he Forty Foot. A rocky seawater inlet nestled in the coastline at the southern edge of Dublin Bay. Loving adopted by the Dublin natives, the Forty Foot is probably the most popular of all the bathing areas in Dublin and is at the forefront of many a child's summer memory spent jumping from the rocks into the deep water below.
The Dublin coastline is home to many a nook and cranny hosting a favourite Dublin past time, open water bathing and swimming. Hawk Cliff or Vico Baths as it is also known, is one such facility. Overshadowed by the nearby Forty Foot, a Dublin institution that is immortalised in Joyce's Ulysses, the Vico Baths clings to the face of Hawk Cliff in amongst the aristocats and highfalutin Dublin upper class of the 'Irish Riviera' that is Dalkey.
This picturesque little fishing harbour is located in Dalkey in Dublin, Ireland and looks out towards Dalkey Island and its prominent martello tower. A popular spot with the local photography community, I shared the harbour wall with another two photographers as we watched the sun rising up behind the island and silhouetting the tower on the horizon.
The prominent profile of Ailsa Craig rises out of the Firth of Clyde welcoming the weary traveller back to the coast of Scotland. Sitting 10 miles off the Ayrshire coastline, the volcanic plug rises 330m out of the sea and is home only to large colonies of gannets and puffins. The island has been quarried since the mid-nineteenth century for rare forms of granite particular to the island, the characteristics of which make the ideal material for the production of curling stones.

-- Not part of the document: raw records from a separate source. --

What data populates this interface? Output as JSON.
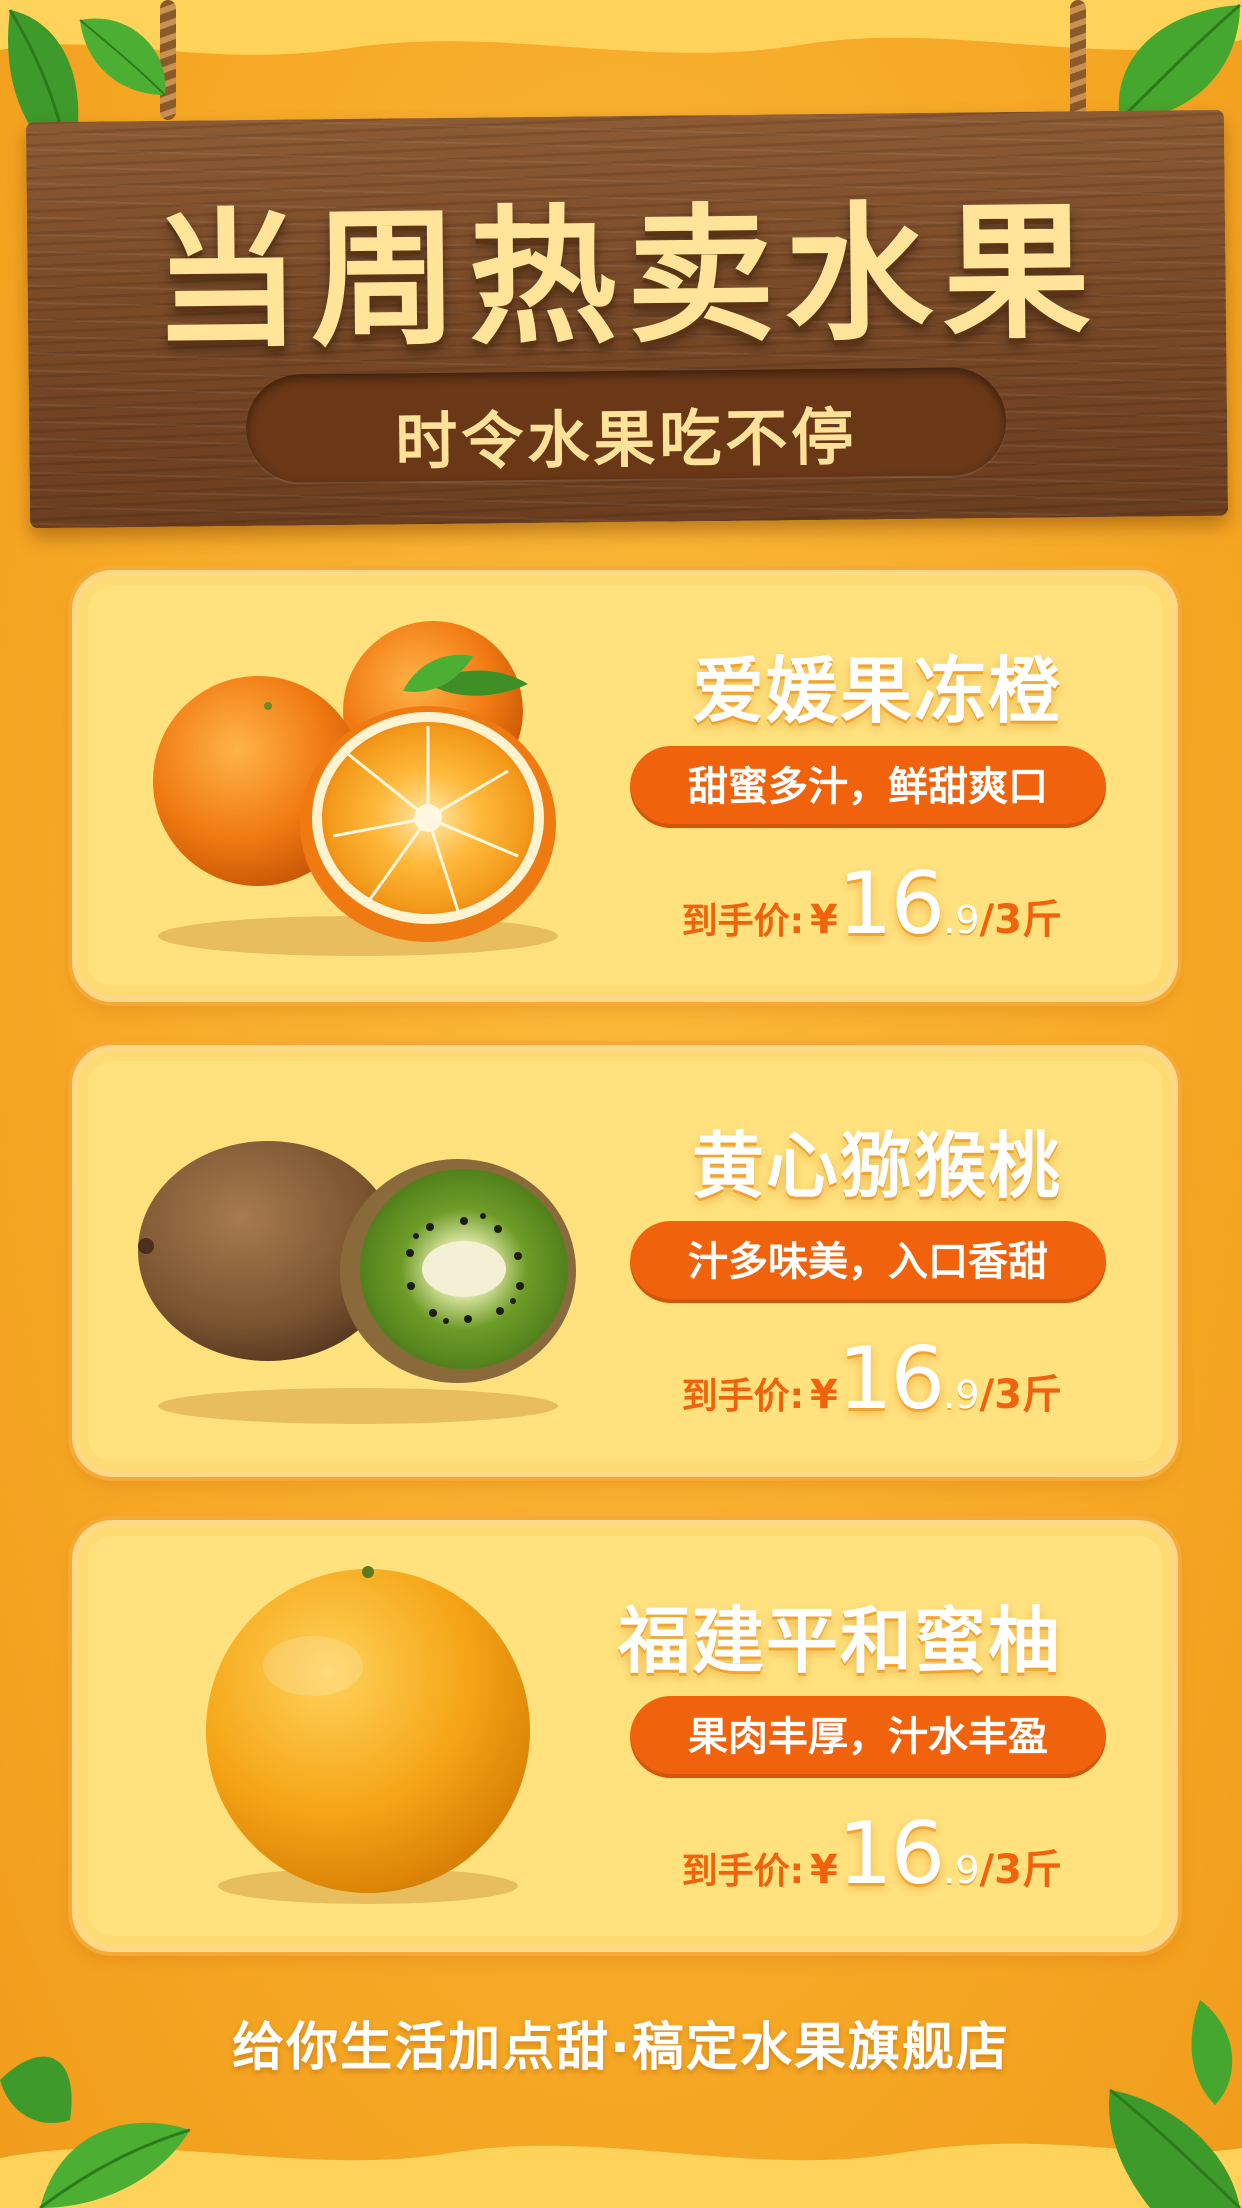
{
  "header": {
    "title": "当周热卖水果",
    "subtitle": "时令水果吃不停"
  },
  "products": [
    {
      "name": "爱媛果冻橙",
      "tagline": "甜蜜多汁，鲜甜爽口",
      "price_label": "到手价:",
      "currency": "¥",
      "price_int": "16",
      "price_dec": ".9",
      "unit": "/3斤",
      "image": "mandarin-orange-image"
    },
    {
      "name": "黄心猕猴桃",
      "tagline": "汁多味美，入口香甜",
      "price_label": "到手价:",
      "currency": "¥",
      "price_int": "16",
      "price_dec": ".9",
      "unit": "/3斤",
      "image": "kiwi-image"
    },
    {
      "name": "福建平和蜜柚",
      "tagline": "果肉丰厚，汁水丰盈",
      "price_label": "到手价:",
      "currency": "¥",
      "price_int": "16",
      "price_dec": ".9",
      "unit": "/3斤",
      "image": "pomelo-image"
    }
  ],
  "footer": {
    "text": "给你生活加点甜·稿定水果旗舰店"
  },
  "colors": {
    "background": "#f5a623",
    "card": "#ffe27e",
    "accent": "#f0620c",
    "sign_text": "#ffe49a",
    "wood": "#7a4a27"
  }
}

Through my childhood and into my early adulthood the only transport links between my home in the Scottish Borders and Edinburgh was road and in particular the A7. Many a day of my childhood was spent in the backseat of the twisty road which snaked and twisted its way along the slopes of the various hills following the Gala Water on the valley floor below. Leaving Galashiels, the journey was immediately established on what seemed to be a never ending right hand bend and usually stuck behind the number 95 bus or a slow moving lorry. Following the topography of the hills and valleys, there was limited overtaking opportunities and those that did exist were not for the faint hearted.